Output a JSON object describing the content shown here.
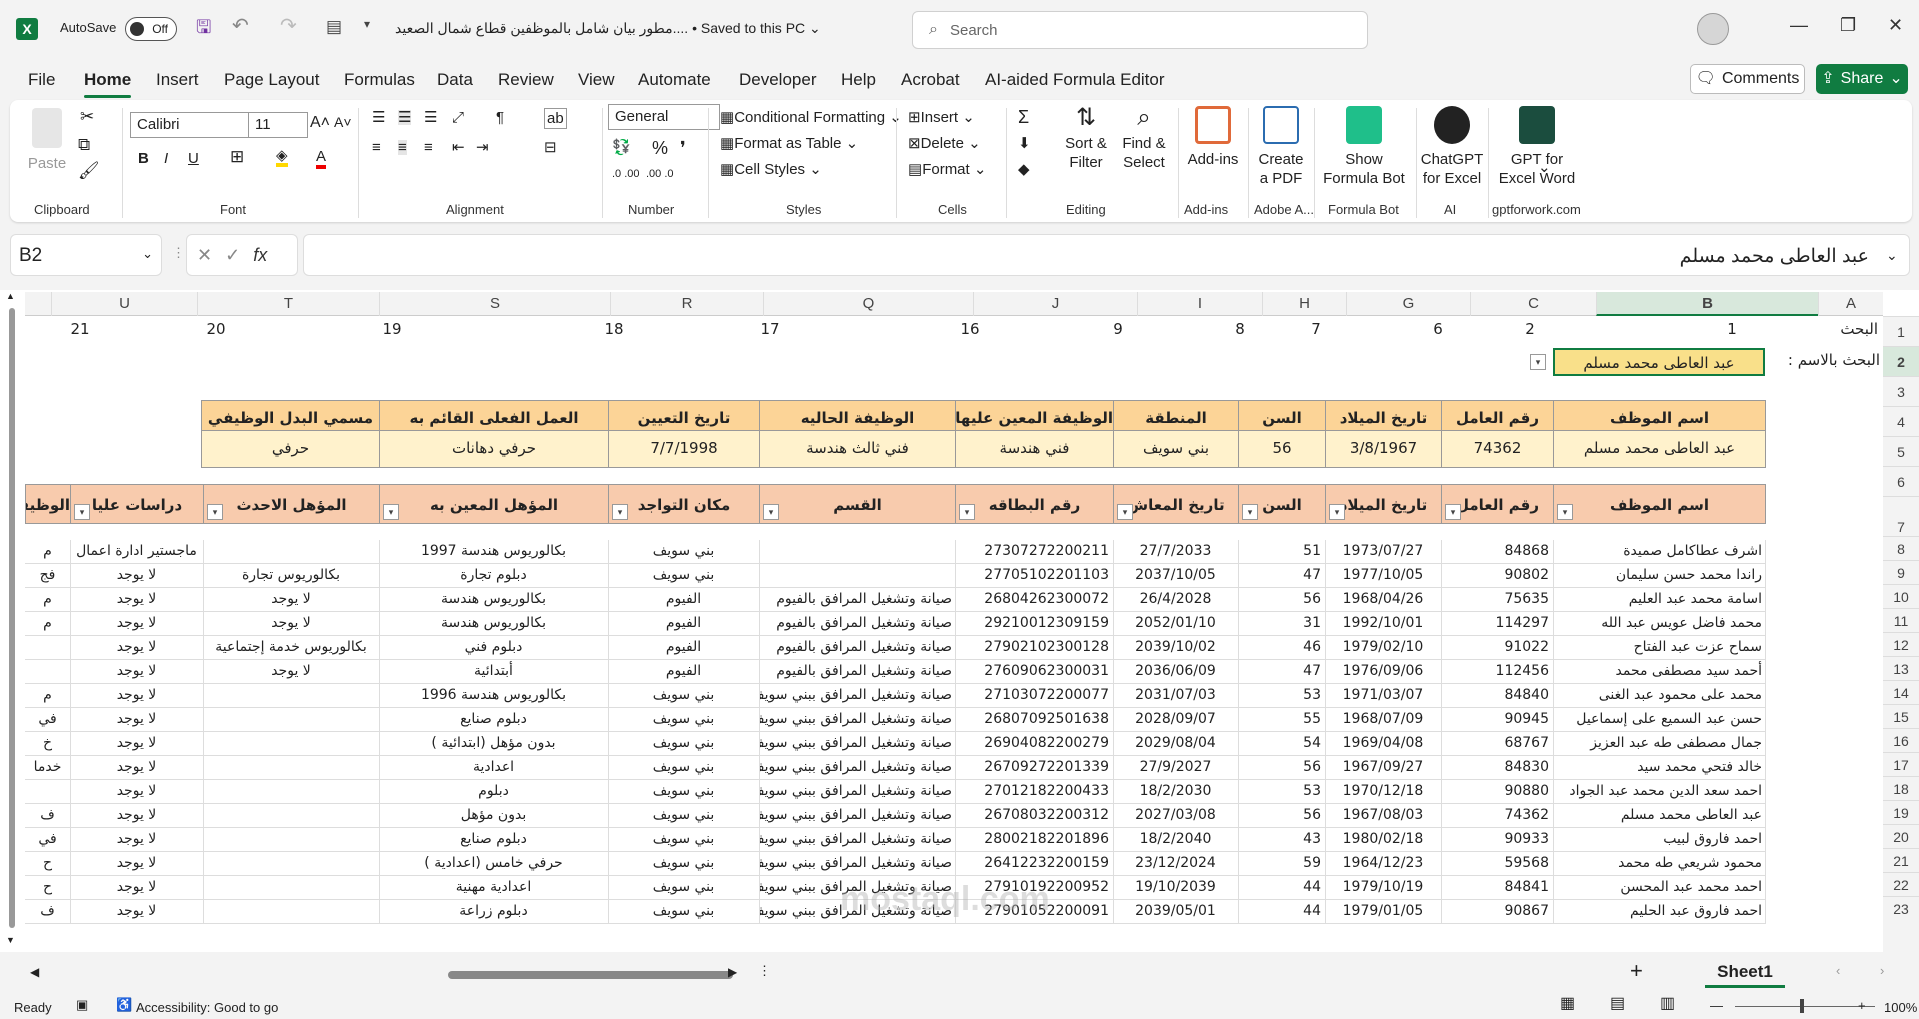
{
  "titlebar": {
    "autosave_label": "AutoSave",
    "autosave_state": "Off",
    "doc_title": "مطور  بيان شامل بالموظفين قطاع شمال الصعيد.... • Saved to this PC ⌄",
    "search_placeholder": "Search"
  },
  "menu": [
    "File",
    "Home",
    "Insert",
    "Page Layout",
    "Formulas",
    "Data",
    "Review",
    "View",
    "Automate",
    "Developer",
    "Help",
    "Acrobat",
    "AI-aided Formula Editor"
  ],
  "comments_label": "Comments",
  "share_label": "Share",
  "ribbon": {
    "paste": "Paste",
    "font_name": "Calibri",
    "font_size": "11",
    "number_format": "General",
    "cond_format": "Conditional Formatting",
    "format_table": "Format as Table",
    "cell_styles": "Cell Styles",
    "insert": "Insert",
    "delete": "Delete",
    "format": "Format",
    "sort_filter": "Sort & Filter",
    "find_select": "Find & Select",
    "add_ins": "Add-ins",
    "create_pdf": "Create a PDF",
    "show_formula_bot": "Show Formula Bot",
    "chatgpt": "ChatGPT for Excel",
    "gpt_word": "GPT for Excel Word",
    "groups": {
      "clipboard": "Clipboard",
      "font": "Font",
      "alignment": "Alignment",
      "number": "Number",
      "styles": "Styles",
      "cells": "Cells",
      "editing": "Editing",
      "addins": "Add-ins",
      "adobe": "Adobe A...",
      "formulabot": "Formula Bot",
      "ai": "AI",
      "gptforwork": "gptforwork.com"
    }
  },
  "namebox": "B2",
  "formula": "عبد العاطى محمد مسلم",
  "columns": [
    "A",
    "B",
    "C",
    "G",
    "H",
    "I",
    "J",
    "Q",
    "R",
    "S",
    "T",
    "U"
  ],
  "rows": [
    "1",
    "2",
    "3",
    "4",
    "5",
    "6",
    "7",
    "8",
    "9",
    "10",
    "11",
    "12",
    "13",
    "14",
    "15",
    "16",
    "17",
    "18",
    "19",
    "20",
    "21",
    "22",
    "23"
  ],
  "row1": {
    "label": "البحث",
    "nums": [
      "1",
      "2",
      "6",
      "7",
      "8",
      "9",
      "16",
      "17",
      "18",
      "19",
      "20",
      "21"
    ]
  },
  "row2": {
    "label": "البحث بالاسم :",
    "value": "عبد العاطى محمد مسلم"
  },
  "card": {
    "headers": [
      "اسم الموظف",
      "رقم العامل",
      "تاريخ الميلاد",
      "السن",
      "المنطقة",
      "الوظيفة المعين عليها",
      "الوظيفة الحاليه",
      "تاريخ التعيين",
      "العمل الفعلى القائم به",
      "مسمي البدل الوظيفي"
    ],
    "values": [
      "عبد العاطى محمد مسلم",
      "74362",
      "3/8/1967",
      "56",
      "بني سويف",
      "فني هندسة",
      "فني ثالث هندسة",
      "7/7/1998",
      "حرفي دهانات",
      "حرفي"
    ]
  },
  "table": {
    "headers": [
      "اسم الموظف",
      "رقم العامل",
      "تاريخ الميلاد",
      "السن",
      "تاريخ المعاش",
      "رقم البطاقه",
      "القسم",
      "مكان التواجد",
      "المؤهل المعين به",
      "المؤهل الاحدث",
      "دراسات عليا",
      "الوظيفة"
    ],
    "rows": [
      [
        "اشرف عطاكامل صميدة",
        "84868",
        "1973/07/27",
        "51",
        "27/7/2033",
        "27307272200211",
        "",
        "بني سويف",
        "بكالوريوس هندسة 1997",
        "",
        "ماجستير ادارة اعمال",
        "م"
      ],
      [
        "راندا محمد حسن سليمان",
        "90802",
        "1977/10/05",
        "47",
        "2037/10/05",
        "27705102201103",
        "",
        "بني سويف",
        "دبلوم تجارة",
        "بكالوريوس تجارة",
        "لا يوجد",
        "فج"
      ],
      [
        "اسامة محمد عبد العليم",
        "75635",
        "1968/04/26",
        "56",
        "26/4/2028",
        "26804262300072",
        "صيانة وتشغيل المرافق بالفيوم",
        "الفيوم",
        "بكالوريوس هندسة",
        "لا يوجد",
        "لا يوجد",
        "م"
      ],
      [
        "محمد فاضل عويس عبد الله",
        "114297",
        "1992/10/01",
        "31",
        "2052/01/10",
        "29210012309159",
        "صيانة وتشغيل المرافق بالفيوم",
        "الفيوم",
        "بكالوريوس هندسة",
        "لا يوجد",
        "لا يوجد",
        "م"
      ],
      [
        "سماح عزت عبد الفتاح",
        "91022",
        "1979/02/10",
        "46",
        "2039/10/02",
        "27902102300128",
        "صيانة وتشغيل المرافق بالفيوم",
        "الفيوم",
        "دبلوم فني",
        "بكالوريوس خدمة إجتماعية",
        "لا يوجد",
        ""
      ],
      [
        "أحمد سيد مصطفى محمد",
        "112456",
        "1976/09/06",
        "47",
        "2036/06/09",
        "27609062300031",
        "صيانة وتشغيل المرافق بالفيوم",
        "الفيوم",
        "أبتدائية",
        "لا يوجد",
        "لا يوجد",
        ""
      ],
      [
        "محمد على محمود عبد الغنى",
        "84840",
        "1971/03/07",
        "53",
        "2031/07/03",
        "27103072200077",
        "صيانة وتشغيل المرافق ببني سويف",
        "بني سويف",
        "بكالوريوس هندسة 1996",
        "",
        "لا يوجد",
        "م"
      ],
      [
        "حسن عبد السميع على إسماعيل",
        "90945",
        "1968/07/09",
        "55",
        "2028/09/07",
        "26807092501638",
        "صيانة وتشغيل المرافق ببني سويف",
        "بني سويف",
        "دبلوم صنايع",
        "",
        "لا يوجد",
        "في"
      ],
      [
        "جمال مصطفى طه عبد العزيز",
        "68767",
        "1969/04/08",
        "54",
        "2029/08/04",
        "26904082200279",
        "صيانة وتشغيل المرافق ببني سويف",
        "بني سويف",
        "بدون مؤهل (ابتدائية )",
        "",
        "لا يوجد",
        "خ"
      ],
      [
        "خالد فتحي محمد سيد",
        "84830",
        "1967/09/27",
        "56",
        "27/9/2027",
        "26709272201339",
        "صيانة وتشغيل المرافق ببني سويف",
        "بني سويف",
        "اعدادية",
        "",
        "لا يوجد",
        "خدما"
      ],
      [
        "احمد سعد الدين محمد عبد الجواد",
        "90880",
        "1970/12/18",
        "53",
        "18/2/2030",
        "27012182200433",
        "صيانة وتشغيل المرافق ببني سويف",
        "بني سويف",
        "دبلوم",
        "",
        "لا يوجد",
        ""
      ],
      [
        "عبد العاطى محمد مسلم",
        "74362",
        "1967/08/03",
        "56",
        "2027/03/08",
        "26708032200312",
        "صيانة وتشغيل المرافق ببني سويف",
        "بني سويف",
        "بدون مؤهل",
        "",
        "لا يوجد",
        "ف"
      ],
      [
        "احمد فاروق لبيب",
        "90933",
        "1980/02/18",
        "43",
        "18/2/2040",
        "28002182201896",
        "صيانة وتشغيل المرافق ببني سويف",
        "بني سويف",
        "دبلوم صنايع",
        "",
        "لا يوجد",
        "في"
      ],
      [
        "محمود شريعي طه محمد",
        "59568",
        "1964/12/23",
        "59",
        "23/12/2024",
        "26412232200159",
        "صيانة وتشغيل المرافق ببني سويف",
        "بني سويف",
        "حرفي خامس (اعدادية )",
        "",
        "لا يوجد",
        "ح"
      ],
      [
        "احمد محمد عبد المحسن",
        "84841",
        "1979/10/19",
        "44",
        "19/10/2039",
        "27910192200952",
        "صيانة وتشغيل المرافق ببني سويف",
        "بني سويف",
        "اعدادية مهنية",
        "",
        "لا يوجد",
        "ح"
      ],
      [
        "احمد فاروق عبد الحليم",
        "90867",
        "1979/01/05",
        "44",
        "2039/05/01",
        "27901052200091",
        "صيانة وتشغيل المرافق ببني سويف",
        "بني سويف",
        "دبلوم زراعة",
        "",
        "لا يوجد",
        "ف"
      ]
    ]
  },
  "sheet_tab": "Sheet1",
  "status": {
    "ready": "Ready",
    "accessibility": "Accessibility: Good to go",
    "zoom": "100%"
  },
  "watermark": "mostaql.com"
}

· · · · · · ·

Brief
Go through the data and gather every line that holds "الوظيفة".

Result for this exercise
      "الوظيفة المعين عليها",
      "الوظيفة الحاليه",
      "الوظيفة"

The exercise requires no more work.